#### EXERCISE:
Going through the data below, copy out each line where the word "empresa" shows up.

#### DATASET EXTRACT:

────────────────

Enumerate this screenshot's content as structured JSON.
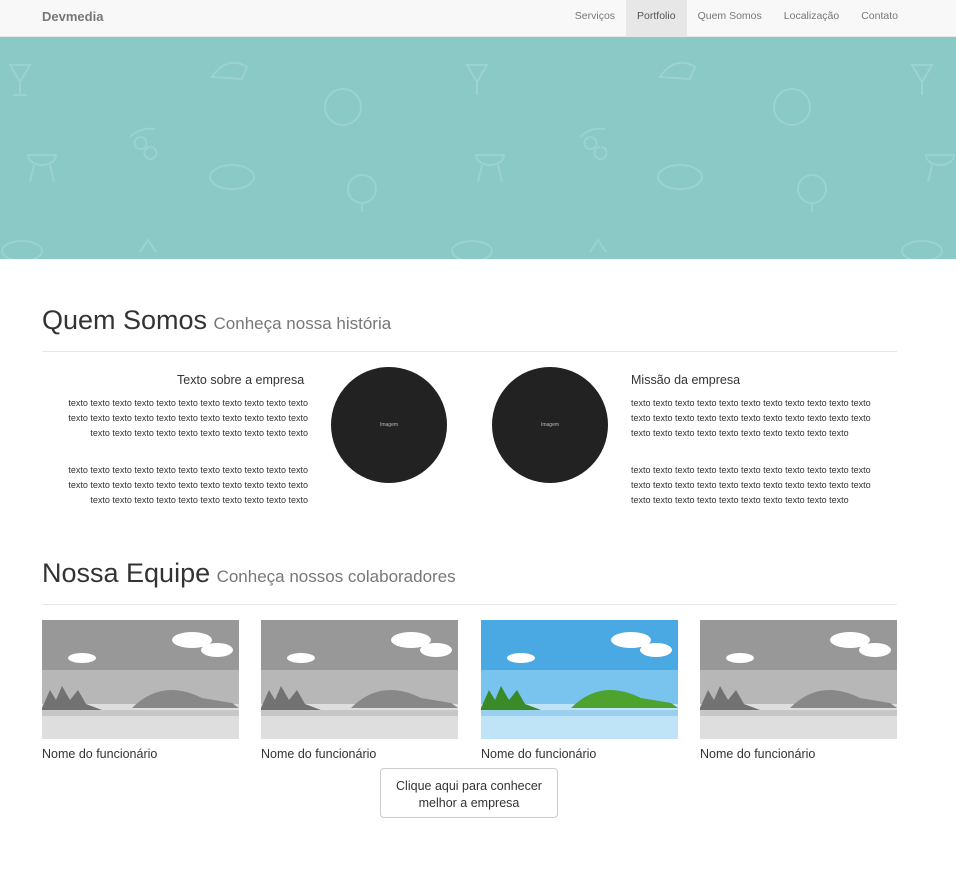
{
  "navbar": {
    "brand": "Devmedia",
    "items": [
      {
        "label": "Serviços",
        "active": false
      },
      {
        "label": "Portfolio",
        "active": true
      },
      {
        "label": "Quem Somos",
        "active": false
      },
      {
        "label": "Localização",
        "active": false
      },
      {
        "label": "Contato",
        "active": false
      }
    ]
  },
  "hero": {
    "background": "#8ac9c6"
  },
  "about": {
    "title": "Quem Somos",
    "subtitle": "Conheça nossa história",
    "left": {
      "title": "Texto sobre a empresa",
      "p1": "texto texto texto texto texto texto texto texto texto texto texto texto texto texto texto texto texto texto texto texto texto texto texto texto texto texto texto texto texto texto texto texto",
      "p2": "texto texto texto texto texto texto texto texto texto texto texto texto texto texto texto texto texto texto texto texto texto texto texto texto texto texto texto texto texto texto texto texto",
      "image_label": "Imagem"
    },
    "right": {
      "title": "Missão da empresa",
      "p1": "texto texto texto texto texto texto texto texto texto texto texto texto texto texto texto texto texto texto texto texto texto texto texto texto texto texto texto texto texto texto texto texto",
      "p2": "texto texto texto texto texto texto texto texto texto texto texto texto texto texto texto texto texto texto texto texto texto texto texto texto texto texto texto texto texto texto texto texto",
      "image_label": "Imagem"
    }
  },
  "team": {
    "title": "Nossa Equipe",
    "subtitle": "Conheça nossos colaboradores",
    "members": [
      {
        "name": "Nome do funcionário",
        "grayscale": true
      },
      {
        "name": "Nome do funcionário",
        "grayscale": true
      },
      {
        "name": "Nome do funcionário",
        "grayscale": false
      },
      {
        "name": "Nome do funcionário",
        "grayscale": true
      }
    ],
    "cta_line1": "Clique aqui para conhecer",
    "cta_line2": "melhor a empresa"
  }
}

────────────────

#### EXPECTED ANSWER:
      "title": "Texto sobre a empresa",
      "title": "Missão da empresa",
    "cta_line2": "melhor a empresa"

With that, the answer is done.